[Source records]

^^^^^^^^^^^^^^^^

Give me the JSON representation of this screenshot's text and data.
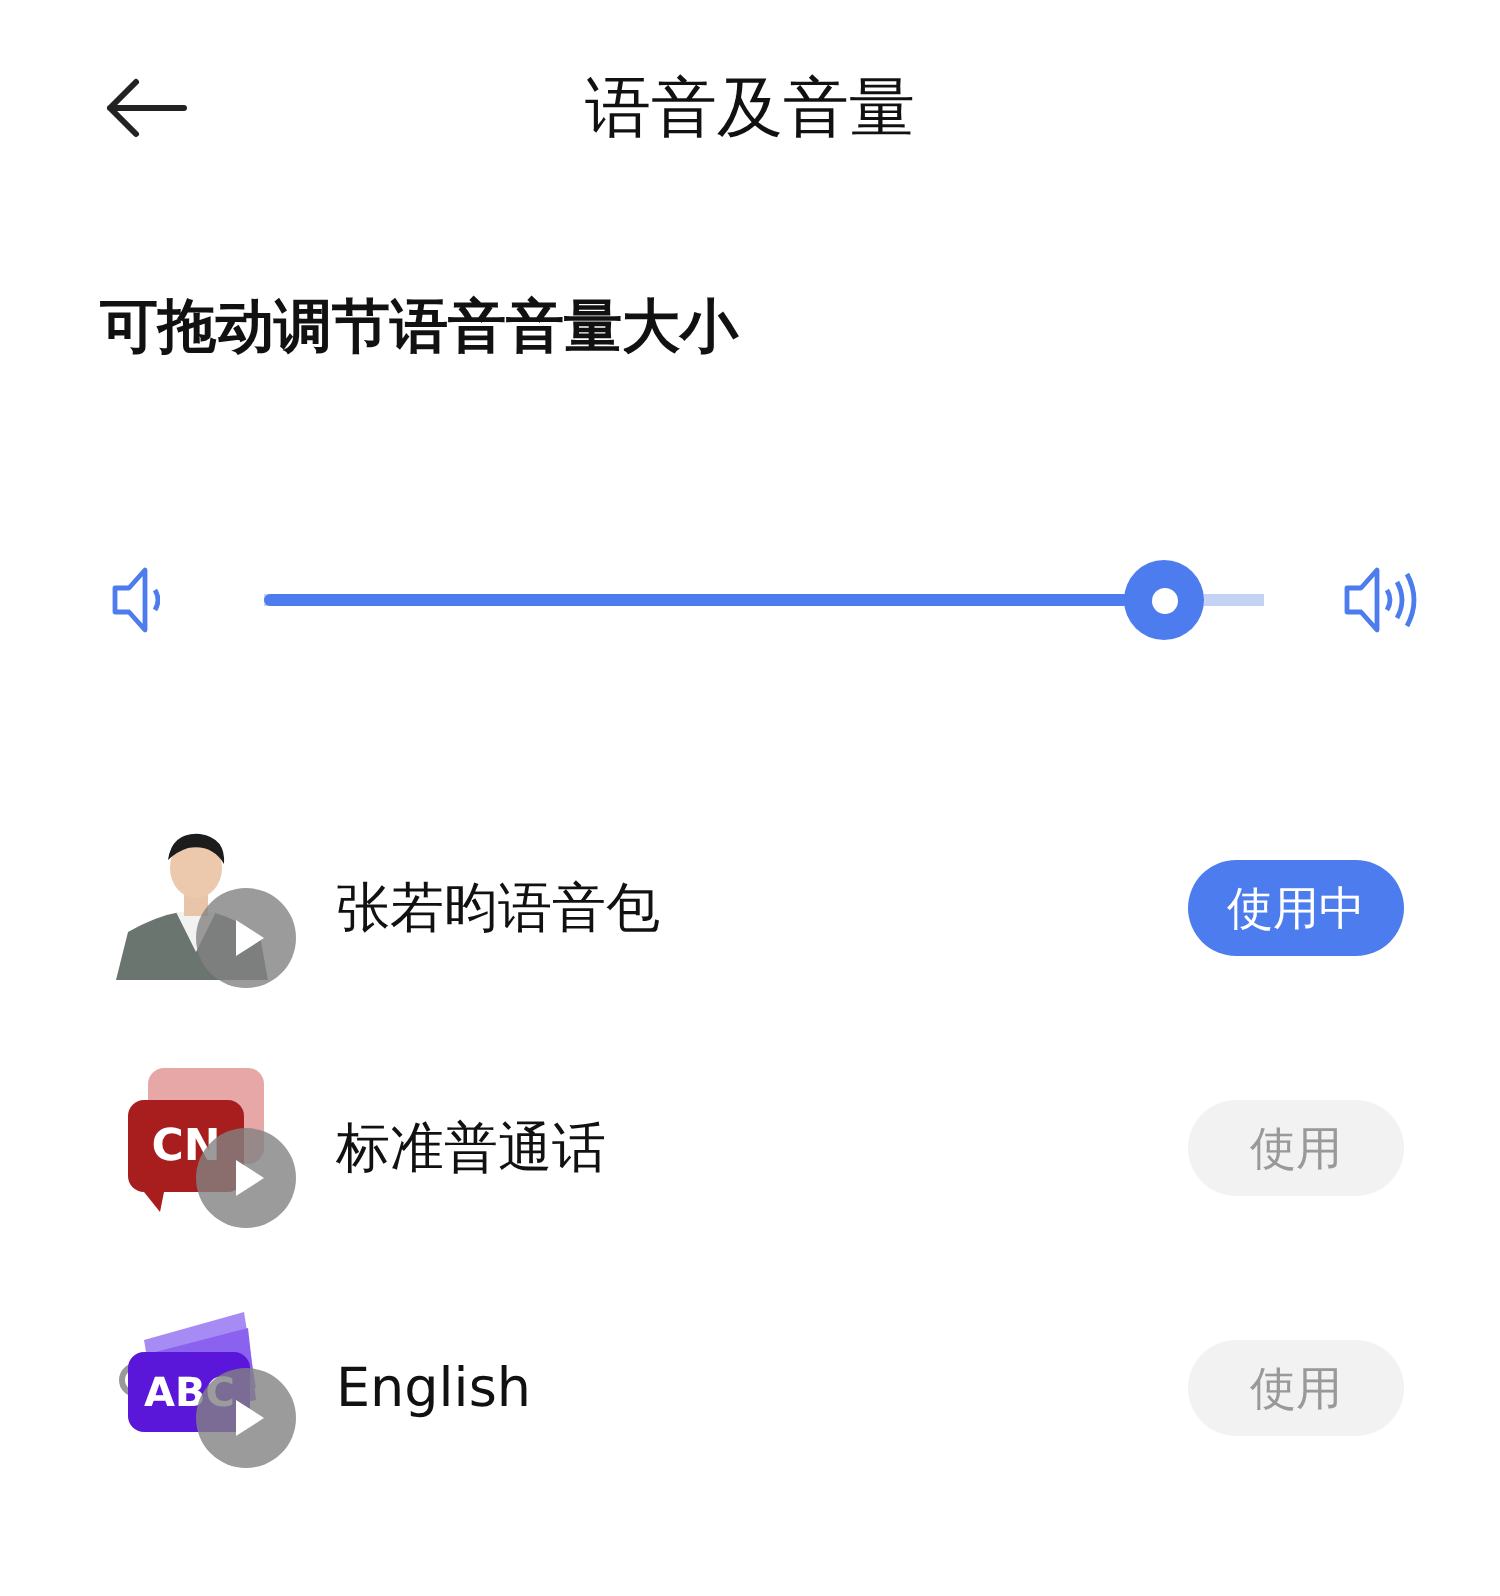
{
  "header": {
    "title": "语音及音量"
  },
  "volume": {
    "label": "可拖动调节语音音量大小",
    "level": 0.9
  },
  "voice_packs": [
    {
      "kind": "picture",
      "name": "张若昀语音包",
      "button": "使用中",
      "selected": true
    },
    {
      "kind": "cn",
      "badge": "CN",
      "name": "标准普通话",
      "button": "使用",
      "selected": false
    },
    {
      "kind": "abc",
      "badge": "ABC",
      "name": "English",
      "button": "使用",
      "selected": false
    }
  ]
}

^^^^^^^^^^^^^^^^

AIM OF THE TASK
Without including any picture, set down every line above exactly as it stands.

ANSWER BOX
Give me the JSON representation of this screenshot's text and data.
{
  "header": {
    "title": "语音及音量"
  },
  "volume": {
    "label": "可拖动调节语音音量大小",
    "level": 0.9
  },
  "voice_packs": [
    {
      "kind": "picture",
      "name": "张若昀语音包",
      "button": "使用中",
      "selected": true
    },
    {
      "kind": "cn",
      "badge": "CN",
      "name": "标准普通话",
      "button": "使用",
      "selected": false
    },
    {
      "kind": "abc",
      "badge": "ABC",
      "name": "English",
      "button": "使用",
      "selected": false
    }
  ]
}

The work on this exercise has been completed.